“Look who it is,” Jake yelled. He held up the hand of the Virgin Mary. The girl floating next to him covered her eyes with her forearm. “Look who’s here? She’s been here the whole time, Mom. She didn’t want to see you! She wanted me!”

The air seeping out of his mother’s mouth gathered enough force to emit a low moan. It sounded like a cross between a “lo” and a “no,” but it lacked the structure of an actual word, settling more for a wild, age-old expression for fear and pain.

“Please let me go,” the Virgin Mary whispered. The sadness in her voice struck Jake, but he also realized that the golden orb had left his throat. He needed to laugh, or he would plummet to the ground.

“Look, Mom,” he said. He let go of the girl’s hand and flew to the dresser, where a porcelain statue of the Virgin Mary rested, bought from a peddler in Medjugorje. He picked up the small, white sculpture and laughed so loud it hurt his throat.

“She looks nothing like this,” he shouted.

He held up the statue and turned to compare it with the girl, but she was gone.

“Jake,” his mother yelled.

At the sound of his name, he lost his magic. He fell hard, crashing against her vanity, crushing her makeup, her hair spray, her fingernail polish. He moaned, still holding the statue, and stumbled from the wreckage to the door, looking for the Virgin Mary. She was gone.

“Jake,” his mother again yelled.

She sat up in bed in time to see him hurl the statue at her. The white porcelain souvenir struck Mrs. Asher in the forehead, cutting a deep gash above her eyebrow that sent a thin stream of blood down over her lashes and stinging into her iris.
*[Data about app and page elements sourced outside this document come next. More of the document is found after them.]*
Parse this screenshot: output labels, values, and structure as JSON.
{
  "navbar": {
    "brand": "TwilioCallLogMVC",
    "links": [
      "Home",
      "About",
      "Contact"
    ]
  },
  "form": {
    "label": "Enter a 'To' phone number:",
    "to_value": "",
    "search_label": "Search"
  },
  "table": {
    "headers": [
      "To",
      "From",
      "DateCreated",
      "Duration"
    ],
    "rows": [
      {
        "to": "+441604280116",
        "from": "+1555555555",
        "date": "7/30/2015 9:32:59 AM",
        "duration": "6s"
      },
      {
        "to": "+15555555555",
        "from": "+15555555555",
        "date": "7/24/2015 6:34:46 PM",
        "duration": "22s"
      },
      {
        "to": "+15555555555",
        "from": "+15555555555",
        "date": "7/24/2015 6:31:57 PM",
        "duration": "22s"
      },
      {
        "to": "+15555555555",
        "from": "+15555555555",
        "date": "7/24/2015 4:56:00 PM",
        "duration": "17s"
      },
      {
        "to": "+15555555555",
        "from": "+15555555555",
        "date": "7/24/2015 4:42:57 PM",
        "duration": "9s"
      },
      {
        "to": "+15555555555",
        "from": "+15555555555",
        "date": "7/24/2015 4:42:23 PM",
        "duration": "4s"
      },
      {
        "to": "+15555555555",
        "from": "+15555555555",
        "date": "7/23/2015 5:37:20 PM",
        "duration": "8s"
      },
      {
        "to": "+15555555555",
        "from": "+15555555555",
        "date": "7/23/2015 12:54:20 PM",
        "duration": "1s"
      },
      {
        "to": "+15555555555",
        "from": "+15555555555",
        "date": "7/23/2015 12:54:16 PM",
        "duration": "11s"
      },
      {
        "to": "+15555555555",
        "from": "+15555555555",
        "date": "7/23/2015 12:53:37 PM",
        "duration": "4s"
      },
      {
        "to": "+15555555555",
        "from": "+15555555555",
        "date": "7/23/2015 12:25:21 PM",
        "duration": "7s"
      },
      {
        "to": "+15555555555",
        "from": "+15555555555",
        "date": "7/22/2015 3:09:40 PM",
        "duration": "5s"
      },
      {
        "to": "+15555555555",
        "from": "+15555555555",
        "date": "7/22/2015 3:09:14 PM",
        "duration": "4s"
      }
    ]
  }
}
Charles Booth earned his B.A. in creative writing from the University of Tennessee, and his M.A. in English from Austin Peay State University. He currently works as a staff writer and Adjunct English Instructor for that University. His short story, “The Last Blood Maple,” is forthcoming in SLAB (Sound and Literary Art Book) literary magazine.